The car’s steering is now speed-sensitive, providing decent feel once you’re up and rolling but too much assist in low-speed maneuvering. You can certainly feel the torque (all 261 lb-ft of it) flowing to the front wheels, but when you stab the throttle, the Maxima now has manners enough to fight off the urge to go hunting around its lane.
Speaking of urge, Nissan’s 3.5-liter V-6 provides plenty, as it’s been fortified with an additional 35 hp, bringing the total to 290 hp. (Despite the extra power, fuel economy improves slightly, to 19 mpg city/26 mpg highway.) Nissan is unique among automakers in its dedication to continuously variable transmissions, which have replaced conventional automatics in most Nissan models. The payoff is evident in the Maxima’s standard Xtronic, which is the most sophisticated CVT we’ve ever driven. Our test car came with shift paddles (part of the sport package), which may seem absurd with a CVT, but they actually worked great, so convincingly does this transmission imitate a geared automatic and so well-thought-out is its programming. Unlike some paddleshifted gearboxes, the console shift lever doesn’t have to be moved to the side (activating the Sport mode) before the paddles can be used. But if it is, the transmission will hold a paddle-actuated “downshift” indefinitely. If the lever is in D, the transmission will upshift and return to automatic operation a few moments after the driver paddles down to a lower ratio. Very smart. The only time this transmission acts like a CVT is when you floor the accelerator and hold it, which sends the revs to the top of the tach and keeps them there.

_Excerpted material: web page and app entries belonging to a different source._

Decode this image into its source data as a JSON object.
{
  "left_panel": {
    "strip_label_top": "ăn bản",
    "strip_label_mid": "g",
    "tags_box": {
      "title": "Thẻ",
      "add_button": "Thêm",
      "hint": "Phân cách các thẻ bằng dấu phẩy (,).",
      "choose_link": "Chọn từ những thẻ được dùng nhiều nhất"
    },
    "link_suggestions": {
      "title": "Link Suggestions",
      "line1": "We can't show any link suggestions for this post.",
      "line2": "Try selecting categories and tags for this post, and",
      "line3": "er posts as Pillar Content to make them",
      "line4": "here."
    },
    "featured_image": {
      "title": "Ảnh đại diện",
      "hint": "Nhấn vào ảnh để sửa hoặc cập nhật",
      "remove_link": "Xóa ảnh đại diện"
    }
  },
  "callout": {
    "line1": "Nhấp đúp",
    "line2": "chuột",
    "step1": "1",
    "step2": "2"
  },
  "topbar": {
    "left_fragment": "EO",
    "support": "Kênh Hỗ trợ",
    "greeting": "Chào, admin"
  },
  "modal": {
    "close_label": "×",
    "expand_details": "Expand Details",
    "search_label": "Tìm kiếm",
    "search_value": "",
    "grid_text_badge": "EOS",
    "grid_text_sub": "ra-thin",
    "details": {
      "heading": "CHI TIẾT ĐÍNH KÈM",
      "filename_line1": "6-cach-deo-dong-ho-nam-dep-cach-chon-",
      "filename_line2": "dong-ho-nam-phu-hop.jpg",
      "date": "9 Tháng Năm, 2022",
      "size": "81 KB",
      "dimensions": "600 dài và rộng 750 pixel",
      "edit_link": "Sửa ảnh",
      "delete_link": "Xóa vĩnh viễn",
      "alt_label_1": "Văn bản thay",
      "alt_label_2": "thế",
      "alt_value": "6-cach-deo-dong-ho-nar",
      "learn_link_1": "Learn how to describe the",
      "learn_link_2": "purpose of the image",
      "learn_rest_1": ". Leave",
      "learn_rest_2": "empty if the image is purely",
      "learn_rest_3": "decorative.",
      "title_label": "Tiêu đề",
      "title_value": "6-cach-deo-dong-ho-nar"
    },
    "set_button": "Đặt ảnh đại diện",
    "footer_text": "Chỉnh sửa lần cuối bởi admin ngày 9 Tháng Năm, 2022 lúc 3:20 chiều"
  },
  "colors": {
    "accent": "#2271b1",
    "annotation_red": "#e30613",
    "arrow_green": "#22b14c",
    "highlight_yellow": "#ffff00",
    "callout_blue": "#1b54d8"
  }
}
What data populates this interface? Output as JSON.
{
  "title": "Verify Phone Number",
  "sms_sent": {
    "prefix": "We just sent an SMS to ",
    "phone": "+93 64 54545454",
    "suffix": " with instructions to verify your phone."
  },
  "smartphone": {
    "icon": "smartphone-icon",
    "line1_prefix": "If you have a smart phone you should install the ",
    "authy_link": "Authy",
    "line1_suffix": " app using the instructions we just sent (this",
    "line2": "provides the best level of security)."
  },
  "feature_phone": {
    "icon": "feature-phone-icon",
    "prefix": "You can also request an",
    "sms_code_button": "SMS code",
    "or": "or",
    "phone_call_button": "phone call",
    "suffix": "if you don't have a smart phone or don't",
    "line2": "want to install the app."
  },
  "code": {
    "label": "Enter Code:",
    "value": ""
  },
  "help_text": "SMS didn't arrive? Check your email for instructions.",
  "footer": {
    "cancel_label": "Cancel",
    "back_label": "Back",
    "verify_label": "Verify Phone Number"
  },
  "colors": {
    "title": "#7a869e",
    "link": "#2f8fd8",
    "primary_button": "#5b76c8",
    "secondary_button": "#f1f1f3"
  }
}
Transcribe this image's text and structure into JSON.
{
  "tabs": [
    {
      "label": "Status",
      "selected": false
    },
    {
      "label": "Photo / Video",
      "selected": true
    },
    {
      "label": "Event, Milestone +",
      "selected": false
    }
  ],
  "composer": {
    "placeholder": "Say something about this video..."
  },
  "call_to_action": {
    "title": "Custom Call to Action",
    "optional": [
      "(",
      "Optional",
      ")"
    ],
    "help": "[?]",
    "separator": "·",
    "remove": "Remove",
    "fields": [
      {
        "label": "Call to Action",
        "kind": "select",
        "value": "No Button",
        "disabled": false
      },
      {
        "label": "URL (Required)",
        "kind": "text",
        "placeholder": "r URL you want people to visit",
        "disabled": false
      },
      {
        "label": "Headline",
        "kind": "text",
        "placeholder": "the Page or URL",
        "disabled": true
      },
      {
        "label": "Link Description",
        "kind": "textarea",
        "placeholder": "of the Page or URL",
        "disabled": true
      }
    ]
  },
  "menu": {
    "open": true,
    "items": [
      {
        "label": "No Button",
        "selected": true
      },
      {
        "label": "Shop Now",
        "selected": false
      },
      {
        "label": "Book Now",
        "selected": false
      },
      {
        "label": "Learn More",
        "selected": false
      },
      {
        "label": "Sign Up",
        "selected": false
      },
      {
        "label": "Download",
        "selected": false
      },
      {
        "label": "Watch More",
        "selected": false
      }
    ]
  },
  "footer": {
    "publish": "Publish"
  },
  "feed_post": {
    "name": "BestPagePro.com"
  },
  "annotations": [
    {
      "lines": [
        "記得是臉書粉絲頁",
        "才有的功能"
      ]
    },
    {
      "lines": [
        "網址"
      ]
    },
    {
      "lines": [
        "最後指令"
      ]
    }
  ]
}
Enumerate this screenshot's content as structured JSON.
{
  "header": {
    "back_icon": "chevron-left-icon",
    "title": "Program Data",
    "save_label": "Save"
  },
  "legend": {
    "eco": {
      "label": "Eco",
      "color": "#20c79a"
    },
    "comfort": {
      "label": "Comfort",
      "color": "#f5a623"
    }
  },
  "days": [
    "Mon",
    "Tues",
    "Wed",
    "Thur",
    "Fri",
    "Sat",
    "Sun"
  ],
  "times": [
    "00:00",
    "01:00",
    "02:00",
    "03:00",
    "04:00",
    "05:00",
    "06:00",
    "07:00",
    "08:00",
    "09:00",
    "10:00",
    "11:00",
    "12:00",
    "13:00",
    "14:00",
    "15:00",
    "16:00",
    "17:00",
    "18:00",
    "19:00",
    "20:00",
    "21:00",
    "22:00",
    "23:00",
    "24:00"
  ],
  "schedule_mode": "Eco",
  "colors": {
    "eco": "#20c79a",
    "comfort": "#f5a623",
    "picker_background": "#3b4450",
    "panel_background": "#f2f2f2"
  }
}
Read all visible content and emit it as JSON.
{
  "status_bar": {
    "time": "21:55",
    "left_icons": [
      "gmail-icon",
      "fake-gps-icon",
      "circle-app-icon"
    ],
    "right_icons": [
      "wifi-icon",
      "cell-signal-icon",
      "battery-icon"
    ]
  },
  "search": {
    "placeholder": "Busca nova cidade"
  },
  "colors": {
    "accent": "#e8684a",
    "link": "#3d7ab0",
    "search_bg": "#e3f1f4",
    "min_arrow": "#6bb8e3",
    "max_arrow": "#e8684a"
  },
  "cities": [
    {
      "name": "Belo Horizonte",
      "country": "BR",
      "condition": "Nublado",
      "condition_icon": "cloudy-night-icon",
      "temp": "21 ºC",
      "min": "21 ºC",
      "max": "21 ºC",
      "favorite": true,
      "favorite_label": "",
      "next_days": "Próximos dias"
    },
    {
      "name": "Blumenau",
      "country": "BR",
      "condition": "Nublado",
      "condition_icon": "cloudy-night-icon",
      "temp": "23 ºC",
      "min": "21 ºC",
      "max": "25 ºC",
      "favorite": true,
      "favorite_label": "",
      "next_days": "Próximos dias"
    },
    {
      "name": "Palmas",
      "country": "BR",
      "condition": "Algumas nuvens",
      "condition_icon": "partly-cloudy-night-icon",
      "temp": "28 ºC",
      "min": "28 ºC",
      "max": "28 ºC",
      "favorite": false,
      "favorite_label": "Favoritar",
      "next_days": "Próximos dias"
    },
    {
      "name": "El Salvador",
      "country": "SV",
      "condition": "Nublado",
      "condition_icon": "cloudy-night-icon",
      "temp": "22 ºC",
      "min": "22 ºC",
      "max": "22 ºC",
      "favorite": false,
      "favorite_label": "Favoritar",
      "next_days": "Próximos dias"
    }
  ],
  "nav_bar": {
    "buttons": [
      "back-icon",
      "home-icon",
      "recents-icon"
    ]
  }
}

For all the CVT’s cleverness, however, we couldn’t help wishing for the option of a manual gearbox, a choice that went away in recent years and which, in our eyes, was one of the hallmarks of the 4DSC, back in the day. Despite a shapely new exterior and an improved cabin, the Maxima hasn’t really returned to its golden youth, when it stood head and shoulders above other mid-size offerings. The Maxima is a bigger, more powerful car today, and that has brought the limitations of its front-wheel drive into sharper relief. At the same time, a whole field of competitors (including Nissan‘s own Altima) has grown up around the Maxima. The one-time obvious choice for those seeking a quick, comfortable, well-appointed sedan is once again a good choice, but it’s just one good choice among many.